● **Problem to solve**:
Exactly as written, return every line of the data below apart from the pictures.

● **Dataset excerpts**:

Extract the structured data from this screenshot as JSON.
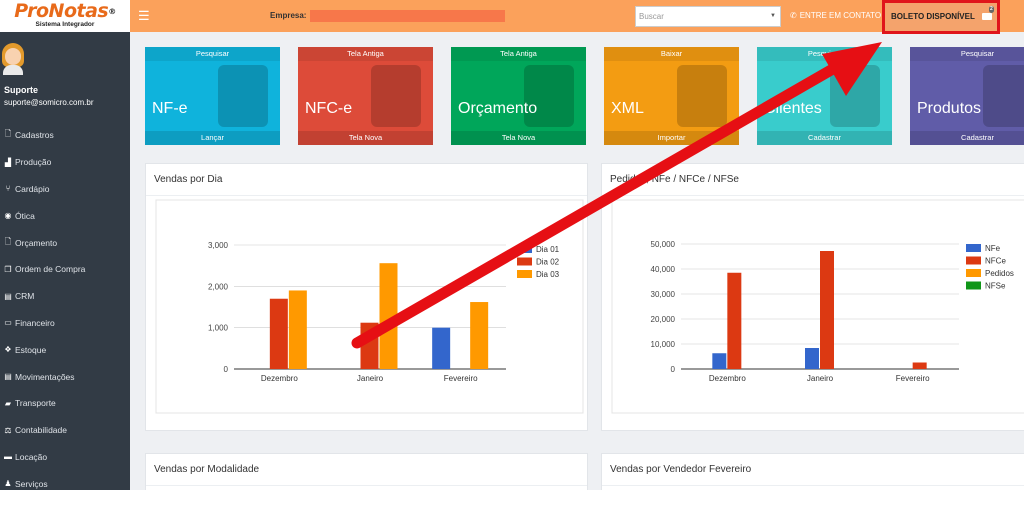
{
  "logo": {
    "brand": "ProNotas",
    "registered": "®",
    "tagline": "Sistema Integrador"
  },
  "topbar": {
    "empresa_label": "Empresa:",
    "empresa_value": "",
    "search_placeholder": "Buscar",
    "contact_label": "ENTRE EM CONTATO",
    "boleto_label": "BOLETO DISPONÍVEL",
    "boleto_badge": "2"
  },
  "user": {
    "name": "Suporte",
    "email": "suporte@somicro.com.br"
  },
  "sidebar": {
    "items": [
      {
        "label": "Cadastros",
        "icon": "document-icon"
      },
      {
        "label": "Produção",
        "icon": "factory-icon"
      },
      {
        "label": "Cardápio",
        "icon": "cutlery-icon"
      },
      {
        "label": "Ótica",
        "icon": "eye-icon"
      },
      {
        "label": "Orçamento",
        "icon": "file-icon"
      },
      {
        "label": "Ordem de Compra",
        "icon": "copy-icon"
      },
      {
        "label": "CRM",
        "icon": "chart-icon"
      },
      {
        "label": "Financeiro",
        "icon": "money-icon"
      },
      {
        "label": "Estoque",
        "icon": "cubes-icon"
      },
      {
        "label": "Movimentações",
        "icon": "ledger-icon"
      },
      {
        "label": "Transporte",
        "icon": "truck-icon"
      },
      {
        "label": "Contabilidade",
        "icon": "balance-icon"
      },
      {
        "label": "Locação",
        "icon": "briefcase-icon"
      },
      {
        "label": "Serviços",
        "icon": "users-icon"
      }
    ]
  },
  "tiles": [
    {
      "top": "Pesquisar",
      "name": "NF-e",
      "bottom": "Lançar",
      "color": "#0fb3dc",
      "icon": "book-icon"
    },
    {
      "top": "Tela Antiga",
      "name": "NFC-e",
      "bottom": "Tela Nova",
      "color": "#dd4b39",
      "icon": "printer-icon"
    },
    {
      "top": "Tela Antiga",
      "name": "Orçamento",
      "bottom": "Tela Nova",
      "color": "#00a65a",
      "icon": "lock-icon"
    },
    {
      "top": "Baixar",
      "name": "XML",
      "bottom": "Importar",
      "color": "#f39c12",
      "icon": "scale-icon"
    },
    {
      "top": "Pesquisar",
      "name": "Clientes",
      "bottom": "Cadastrar",
      "color": "#39cccc",
      "icon": "users-icon"
    },
    {
      "top": "Pesquisar",
      "name": "Produtos",
      "bottom": "Cadastrar",
      "color": "#605ca8",
      "icon": "cart-icon"
    }
  ],
  "panels": {
    "vendas_dia": "Vendas por Dia",
    "pedidos": "Pedidos, NFe / NFCe / NFSe",
    "modalidade": "Vendas por Modalidade",
    "vendedor": "Vendas por Vendedor Fevereiro"
  },
  "chart_data": [
    {
      "type": "bar",
      "title": "Vendas por Dia",
      "categories": [
        "Dezembro",
        "Janeiro",
        "Fevereiro"
      ],
      "series": [
        {
          "name": "Dia 01",
          "color": "#3366cc",
          "values": [
            0,
            0,
            1000
          ]
        },
        {
          "name": "Dia 02",
          "color": "#dc3912",
          "values": [
            1700,
            1120,
            0
          ]
        },
        {
          "name": "Dia 03",
          "color": "#ff9900",
          "values": [
            1900,
            2560,
            1620
          ]
        }
      ],
      "ylim": [
        0,
        3000
      ],
      "yticks": [
        "0",
        "1,000",
        "2,000",
        "3,000"
      ],
      "ytick_values": [
        0,
        1000,
        2000,
        3000
      ],
      "legend": "top-right",
      "grid": true
    },
    {
      "type": "bar",
      "title": "Pedidos, NFe / NFCe / NFSe",
      "categories": [
        "Dezembro",
        "Janeiro",
        "Fevereiro"
      ],
      "series": [
        {
          "name": "NFe",
          "color": "#3366cc",
          "values": [
            6300,
            8400,
            0
          ]
        },
        {
          "name": "NFCe",
          "color": "#dc3912",
          "values": [
            38500,
            47200,
            2600
          ]
        },
        {
          "name": "Pedidos",
          "color": "#ff9900",
          "values": [
            0,
            0,
            0
          ]
        },
        {
          "name": "NFSe",
          "color": "#109618",
          "values": [
            0,
            0,
            0
          ]
        }
      ],
      "ylim": [
        0,
        50000
      ],
      "yticks": [
        "0",
        "10,000",
        "20,000",
        "30,000",
        "40,000",
        "50,000"
      ],
      "ytick_values": [
        0,
        10000,
        20000,
        30000,
        40000,
        50000
      ],
      "legend": "right",
      "grid": true
    }
  ],
  "annotation": {
    "color": "#e60f14"
  }
}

● **Written response**:
Extract the structured data from this screenshot as JSON.
{
  "logo": {
    "brand": "ProNotas",
    "registered": "®",
    "tagline": "Sistema Integrador"
  },
  "topbar": {
    "empresa_label": "Empresa:",
    "empresa_value": "",
    "search_placeholder": "Buscar",
    "contact_label": "ENTRE EM CONTATO",
    "boleto_label": "BOLETO DISPONÍVEL",
    "boleto_badge": "2"
  },
  "user": {
    "name": "Suporte",
    "email": "suporte@somicro.com.br"
  },
  "sidebar": {
    "items": [
      {
        "label": "Cadastros",
        "icon": "document-icon"
      },
      {
        "label": "Produção",
        "icon": "factory-icon"
      },
      {
        "label": "Cardápio",
        "icon": "cutlery-icon"
      },
      {
        "label": "Ótica",
        "icon": "eye-icon"
      },
      {
        "label": "Orçamento",
        "icon": "file-icon"
      },
      {
        "label": "Ordem de Compra",
        "icon": "copy-icon"
      },
      {
        "label": "CRM",
        "icon": "chart-icon"
      },
      {
        "label": "Financeiro",
        "icon": "money-icon"
      },
      {
        "label": "Estoque",
        "icon": "cubes-icon"
      },
      {
        "label": "Movimentações",
        "icon": "ledger-icon"
      },
      {
        "label": "Transporte",
        "icon": "truck-icon"
      },
      {
        "label": "Contabilidade",
        "icon": "balance-icon"
      },
      {
        "label": "Locação",
        "icon": "briefcase-icon"
      },
      {
        "label": "Serviços",
        "icon": "users-icon"
      }
    ]
  },
  "tiles": [
    {
      "top": "Pesquisar",
      "name": "NF-e",
      "bottom": "Lançar",
      "color": "#0fb3dc",
      "icon": "book-icon"
    },
    {
      "top": "Tela Antiga",
      "name": "NFC-e",
      "bottom": "Tela Nova",
      "color": "#dd4b39",
      "icon": "printer-icon"
    },
    {
      "top": "Tela Antiga",
      "name": "Orçamento",
      "bottom": "Tela Nova",
      "color": "#00a65a",
      "icon": "lock-icon"
    },
    {
      "top": "Baixar",
      "name": "XML",
      "bottom": "Importar",
      "color": "#f39c12",
      "icon": "scale-icon"
    },
    {
      "top": "Pesquisar",
      "name": "Clientes",
      "bottom": "Cadastrar",
      "color": "#39cccc",
      "icon": "users-icon"
    },
    {
      "top": "Pesquisar",
      "name": "Produtos",
      "bottom": "Cadastrar",
      "color": "#605ca8",
      "icon": "cart-icon"
    }
  ],
  "panels": {
    "vendas_dia": "Vendas por Dia",
    "pedidos": "Pedidos, NFe / NFCe / NFSe",
    "modalidade": "Vendas por Modalidade",
    "vendedor": "Vendas por Vendedor Fevereiro"
  },
  "chart_data": [
    {
      "type": "bar",
      "title": "Vendas por Dia",
      "categories": [
        "Dezembro",
        "Janeiro",
        "Fevereiro"
      ],
      "series": [
        {
          "name": "Dia 01",
          "color": "#3366cc",
          "values": [
            0,
            0,
            1000
          ]
        },
        {
          "name": "Dia 02",
          "color": "#dc3912",
          "values": [
            1700,
            1120,
            0
          ]
        },
        {
          "name": "Dia 03",
          "color": "#ff9900",
          "values": [
            1900,
            2560,
            1620
          ]
        }
      ],
      "ylim": [
        0,
        3000
      ],
      "yticks": [
        "0",
        "1,000",
        "2,000",
        "3,000"
      ],
      "ytick_values": [
        0,
        1000,
        2000,
        3000
      ],
      "legend": "top-right",
      "grid": true
    },
    {
      "type": "bar",
      "title": "Pedidos, NFe / NFCe / NFSe",
      "categories": [
        "Dezembro",
        "Janeiro",
        "Fevereiro"
      ],
      "series": [
        {
          "name": "NFe",
          "color": "#3366cc",
          "values": [
            6300,
            8400,
            0
          ]
        },
        {
          "name": "NFCe",
          "color": "#dc3912",
          "values": [
            38500,
            47200,
            2600
          ]
        },
        {
          "name": "Pedidos",
          "color": "#ff9900",
          "values": [
            0,
            0,
            0
          ]
        },
        {
          "name": "NFSe",
          "color": "#109618",
          "values": [
            0,
            0,
            0
          ]
        }
      ],
      "ylim": [
        0,
        50000
      ],
      "yticks": [
        "0",
        "10,000",
        "20,000",
        "30,000",
        "40,000",
        "50,000"
      ],
      "ytick_values": [
        0,
        10000,
        20000,
        30000,
        40000,
        50000
      ],
      "legend": "right",
      "grid": true
    }
  ],
  "annotation": {
    "color": "#e60f14"
  }
}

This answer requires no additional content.